--- START ---
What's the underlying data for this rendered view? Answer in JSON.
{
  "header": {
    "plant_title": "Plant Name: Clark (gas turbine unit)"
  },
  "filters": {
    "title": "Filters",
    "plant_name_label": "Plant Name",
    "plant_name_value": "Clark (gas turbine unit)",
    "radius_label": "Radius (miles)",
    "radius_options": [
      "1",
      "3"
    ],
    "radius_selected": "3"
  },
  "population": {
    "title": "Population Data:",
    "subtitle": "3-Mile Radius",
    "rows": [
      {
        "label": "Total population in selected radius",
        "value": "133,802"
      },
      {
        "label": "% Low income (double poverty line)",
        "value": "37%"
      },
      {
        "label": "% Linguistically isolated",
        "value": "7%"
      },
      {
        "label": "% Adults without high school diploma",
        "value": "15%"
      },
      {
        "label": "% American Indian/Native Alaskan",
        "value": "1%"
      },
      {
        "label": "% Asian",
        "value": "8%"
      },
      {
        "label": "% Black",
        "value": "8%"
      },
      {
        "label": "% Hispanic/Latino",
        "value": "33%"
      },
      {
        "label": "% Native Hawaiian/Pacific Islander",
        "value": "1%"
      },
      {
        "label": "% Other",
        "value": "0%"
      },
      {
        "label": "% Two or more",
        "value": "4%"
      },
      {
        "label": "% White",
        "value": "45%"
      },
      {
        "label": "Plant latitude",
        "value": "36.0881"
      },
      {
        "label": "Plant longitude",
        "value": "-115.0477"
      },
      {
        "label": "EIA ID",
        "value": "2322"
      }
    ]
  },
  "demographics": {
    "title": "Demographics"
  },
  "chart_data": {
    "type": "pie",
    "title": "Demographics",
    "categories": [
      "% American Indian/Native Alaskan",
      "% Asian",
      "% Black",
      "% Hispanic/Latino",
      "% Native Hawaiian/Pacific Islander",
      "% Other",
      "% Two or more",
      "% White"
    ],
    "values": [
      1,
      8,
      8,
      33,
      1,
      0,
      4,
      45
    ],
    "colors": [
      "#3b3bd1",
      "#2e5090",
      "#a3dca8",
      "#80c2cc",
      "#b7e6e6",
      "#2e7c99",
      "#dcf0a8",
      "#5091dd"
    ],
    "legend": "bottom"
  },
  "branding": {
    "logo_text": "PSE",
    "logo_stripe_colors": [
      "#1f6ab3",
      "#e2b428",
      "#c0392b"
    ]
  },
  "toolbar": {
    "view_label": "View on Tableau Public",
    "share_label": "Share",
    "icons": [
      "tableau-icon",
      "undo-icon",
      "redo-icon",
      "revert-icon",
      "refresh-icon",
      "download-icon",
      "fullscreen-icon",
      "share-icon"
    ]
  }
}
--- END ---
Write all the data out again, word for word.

_Written response_:
What's the underlying data for this rendered view? Answer in JSON.
{
  "header": {
    "plant_title": "Plant Name: Clark (gas turbine unit)"
  },
  "filters": {
    "title": "Filters",
    "plant_name_label": "Plant Name",
    "plant_name_value": "Clark (gas turbine unit)",
    "radius_label": "Radius (miles)",
    "radius_options": [
      "1",
      "3"
    ],
    "radius_selected": "3"
  },
  "population": {
    "title": "Population Data:",
    "subtitle": "3-Mile Radius",
    "rows": [
      {
        "label": "Total population in selected radius",
        "value": "133,802"
      },
      {
        "label": "% Low income (double poverty line)",
        "value": "37%"
      },
      {
        "label": "% Linguistically isolated",
        "value": "7%"
      },
      {
        "label": "% Adults without high school diploma",
        "value": "15%"
      },
      {
        "label": "% American Indian/Native Alaskan",
        "value": "1%"
      },
      {
        "label": "% Asian",
        "value": "8%"
      },
      {
        "label": "% Black",
        "value": "8%"
      },
      {
        "label": "% Hispanic/Latino",
        "value": "33%"
      },
      {
        "label": "% Native Hawaiian/Pacific Islander",
        "value": "1%"
      },
      {
        "label": "% Other",
        "value": "0%"
      },
      {
        "label": "% Two or more",
        "value": "4%"
      },
      {
        "label": "% White",
        "value": "45%"
      },
      {
        "label": "Plant latitude",
        "value": "36.0881"
      },
      {
        "label": "Plant longitude",
        "value": "-115.0477"
      },
      {
        "label": "EIA ID",
        "value": "2322"
      }
    ]
  },
  "demographics": {
    "title": "Demographics"
  },
  "chart_data": {
    "type": "pie",
    "title": "Demographics",
    "categories": [
      "% American Indian/Native Alaskan",
      "% Asian",
      "% Black",
      "% Hispanic/Latino",
      "% Native Hawaiian/Pacific Islander",
      "% Other",
      "% Two or more",
      "% White"
    ],
    "values": [
      1,
      8,
      8,
      33,
      1,
      0,
      4,
      45
    ],
    "colors": [
      "#3b3bd1",
      "#2e5090",
      "#a3dca8",
      "#80c2cc",
      "#b7e6e6",
      "#2e7c99",
      "#dcf0a8",
      "#5091dd"
    ],
    "legend": "bottom"
  },
  "branding": {
    "logo_text": "PSE",
    "logo_stripe_colors": [
      "#1f6ab3",
      "#e2b428",
      "#c0392b"
    ]
  },
  "toolbar": {
    "view_label": "View on Tableau Public",
    "share_label": "Share",
    "icons": [
      "tableau-icon",
      "undo-icon",
      "redo-icon",
      "revert-icon",
      "refresh-icon",
      "download-icon",
      "fullscreen-icon",
      "share-icon"
    ]
  }
}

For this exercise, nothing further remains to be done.